Segment Open
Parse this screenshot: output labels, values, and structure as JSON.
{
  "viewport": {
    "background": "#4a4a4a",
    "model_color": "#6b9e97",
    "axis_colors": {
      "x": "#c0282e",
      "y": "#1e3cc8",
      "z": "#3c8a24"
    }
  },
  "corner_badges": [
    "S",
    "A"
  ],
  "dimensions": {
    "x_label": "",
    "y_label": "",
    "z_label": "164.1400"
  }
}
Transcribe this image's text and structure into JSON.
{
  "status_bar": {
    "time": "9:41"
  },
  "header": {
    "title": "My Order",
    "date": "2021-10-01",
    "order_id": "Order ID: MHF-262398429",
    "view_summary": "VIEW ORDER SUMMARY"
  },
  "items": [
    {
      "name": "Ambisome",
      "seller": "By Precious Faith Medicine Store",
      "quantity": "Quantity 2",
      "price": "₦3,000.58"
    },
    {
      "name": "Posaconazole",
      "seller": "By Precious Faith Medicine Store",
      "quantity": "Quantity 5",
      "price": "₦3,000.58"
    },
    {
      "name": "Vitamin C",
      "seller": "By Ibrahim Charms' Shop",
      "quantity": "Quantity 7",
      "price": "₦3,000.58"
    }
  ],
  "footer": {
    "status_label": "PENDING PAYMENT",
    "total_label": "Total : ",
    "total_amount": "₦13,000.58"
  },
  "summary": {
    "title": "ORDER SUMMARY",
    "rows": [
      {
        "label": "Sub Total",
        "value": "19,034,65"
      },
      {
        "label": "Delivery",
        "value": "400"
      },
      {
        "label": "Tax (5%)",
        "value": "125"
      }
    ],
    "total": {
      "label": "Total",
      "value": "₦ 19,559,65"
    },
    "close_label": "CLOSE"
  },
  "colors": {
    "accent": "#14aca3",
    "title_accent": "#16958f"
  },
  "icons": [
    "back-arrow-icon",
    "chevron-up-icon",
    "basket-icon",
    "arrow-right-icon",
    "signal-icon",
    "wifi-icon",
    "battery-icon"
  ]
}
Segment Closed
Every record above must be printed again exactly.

## Output
Parse this screenshot: output labels, values, and structure as JSON.
{
  "viewport": {
    "background": "#4a4a4a",
    "model_color": "#6b9e97",
    "axis_colors": {
      "x": "#c0282e",
      "y": "#1e3cc8",
      "z": "#3c8a24"
    }
  },
  "corner_badges": [
    "S",
    "A"
  ],
  "dimensions": {
    "x_label": "",
    "y_label": "",
    "z_label": "164.1400"
  }
}
Transcribe this image's text and structure into JSON.
{
  "status_bar": {
    "time": "9:41"
  },
  "header": {
    "title": "My Order",
    "date": "2021-10-01",
    "order_id": "Order ID: MHF-262398429",
    "view_summary": "VIEW ORDER SUMMARY"
  },
  "items": [
    {
      "name": "Ambisome",
      "seller": "By Precious Faith Medicine Store",
      "quantity": "Quantity 2",
      "price": "₦3,000.58"
    },
    {
      "name": "Posaconazole",
      "seller": "By Precious Faith Medicine Store",
      "quantity": "Quantity 5",
      "price": "₦3,000.58"
    },
    {
      "name": "Vitamin C",
      "seller": "By Ibrahim Charms' Shop",
      "quantity": "Quantity 7",
      "price": "₦3,000.58"
    }
  ],
  "footer": {
    "status_label": "PENDING PAYMENT",
    "total_label": "Total : ",
    "total_amount": "₦13,000.58"
  },
  "summary": {
    "title": "ORDER SUMMARY",
    "rows": [
      {
        "label": "Sub Total",
        "value": "19,034,65"
      },
      {
        "label": "Delivery",
        "value": "400"
      },
      {
        "label": "Tax (5%)",
        "value": "125"
      }
    ],
    "total": {
      "label": "Total",
      "value": "₦ 19,559,65"
    },
    "close_label": "CLOSE"
  },
  "colors": {
    "accent": "#14aca3",
    "title_accent": "#16958f"
  },
  "icons": [
    "back-arrow-icon",
    "chevron-up-icon",
    "basket-icon",
    "arrow-right-icon",
    "signal-icon",
    "wifi-icon",
    "battery-icon"
  ]
}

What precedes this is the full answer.